Weighing the positives and negatives before making a decision is hardwired into the human consciousness ...except when it comes to food. Our ancestors did not have the luxury of and endless supply of food and our bodies/minds have not yet adapted to our times. We need to re-wire our brains circuitry when evaluating foods and their benefits or lack thereof before consuming them.
Limiting something in your diet is rarely a bad thing. The only way to start good nutritional habits is to stop coaxing yourself into "one slice of cheese won't matter" and show some self-restraint. These small restrictions should snowball into your continued day to day diet and help you lead a more balanced lifestyle.
I cut the cheese...out
We add it to our burgers, broccoli, spaghetti, eggs, cold cuts, potatoes, and fries. We eat it on its own. We even fry it and eat it. Cheese, has and always will be a staple addition to American foods. My beef with cheese (forgive the food pun) is with not only in its high caloric count, but it's lack of nutritional content.
The paleo's disregard dairy all together. I can see the cheeseheads now rolling their eyes and imagining not being able to pair merlot with their 3 year old gouda. Spare me. I will never suggest cutting cheese out of your diet, but rather limiting and/or substituting it from time to time. Cheese of course has some nutritional value; Vitamin A, D3, K2, etc. These are important fat soluble vitamins. However, I highly doubt people are adding extra cheese to their pizza with the emphasis on getting their daily allotment of K2 in.

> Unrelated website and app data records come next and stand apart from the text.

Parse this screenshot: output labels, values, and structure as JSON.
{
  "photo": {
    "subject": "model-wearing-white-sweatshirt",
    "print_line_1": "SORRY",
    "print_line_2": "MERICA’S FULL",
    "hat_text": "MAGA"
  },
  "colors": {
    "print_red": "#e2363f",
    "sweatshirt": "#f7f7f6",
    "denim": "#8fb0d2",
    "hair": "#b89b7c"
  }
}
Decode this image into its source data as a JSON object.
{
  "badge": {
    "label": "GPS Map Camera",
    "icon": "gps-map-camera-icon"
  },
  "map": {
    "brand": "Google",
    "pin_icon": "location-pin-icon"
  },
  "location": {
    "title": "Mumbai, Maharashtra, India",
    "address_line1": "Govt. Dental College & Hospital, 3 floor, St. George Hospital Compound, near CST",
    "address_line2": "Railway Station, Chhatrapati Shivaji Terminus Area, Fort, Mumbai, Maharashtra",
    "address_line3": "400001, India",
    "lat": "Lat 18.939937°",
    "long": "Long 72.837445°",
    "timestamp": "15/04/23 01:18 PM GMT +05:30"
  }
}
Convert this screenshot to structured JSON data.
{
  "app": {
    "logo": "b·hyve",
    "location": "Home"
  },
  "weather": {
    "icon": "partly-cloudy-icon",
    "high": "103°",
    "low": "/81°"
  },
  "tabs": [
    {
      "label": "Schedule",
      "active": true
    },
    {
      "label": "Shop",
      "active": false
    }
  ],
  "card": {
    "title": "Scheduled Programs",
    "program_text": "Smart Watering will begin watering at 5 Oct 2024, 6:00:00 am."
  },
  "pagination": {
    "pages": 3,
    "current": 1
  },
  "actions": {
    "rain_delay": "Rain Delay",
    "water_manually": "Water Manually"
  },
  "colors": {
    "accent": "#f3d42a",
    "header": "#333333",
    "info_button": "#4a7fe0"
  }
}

It is not the he only way to lose weight, but without going down the weight loss argument rabit hole (right now) expending more calories than you take in (Law of Thermodynamics) is typically the process of losing weight. The average cheese is somewhere in the ball park of 80 cals per ounce...ounce! Well Steve, what about low fat cheese?
The problem with low fat cheese is that now that the fats (and proteins) are missing, you will be less satiated and tempted to eat more or something else. Casein, is the main protein component in dairy/cheese. This protein, comparatively speaking, is absorbed more slowly and therefore keeps you satiated longer. Most low fat cheeses, are also lower in protein.
We haven't even hit on the sodium or cholesterol yet. Let me preface this first nutrition related study by conveying that it's not difficult to find contrasting scientific studies on any topic. So, be skeptical of all studies and stay neutral until all the facts are in.
I came upon a study that found that men who ate 10 daily 1-ounce servings of full-fat cheese for 3 weeks showed no effect on their LDL (bad) cholesterol levels. However, it took 30 seconds of googling to find 2 contradictory studies. My focus for this piece is not on cholesterol, but I can’t remind you enough that nutritional arguments are presented, accepted, and then falsified over and over. Always be ready to change with the science.
Calorically speaking, swapping most condiments for cheese will really help. Listed below are condiments and their corresponding cals. This should give you some idea of the calorie differences in condiment substitutes normally swapped for cheese:
Apple sauce 15ml (1 tbsp) 10
French dressing (vinaigrette) 15ml (1 tbsp) 69
Mayonnaise 15ml (1 tbsp) 104
Mayonnaise (light) 15ml (1 tbsp) 43
Pesto 15ml (1 tbsp) 78
Soy sauce 15ml (1 tbsp) 10
Tomato ketchup 15ml (1 tbsp) 17
Tomato sauce (Italian, jar) 15ml (1 tbsp) 7
Worcestershire sauce 15ml (1 tbsp) 10
Coconut (creamed, block) 25g 167
Coconut milk (canned) 100ml 22
Vinegar 1 tbsp 3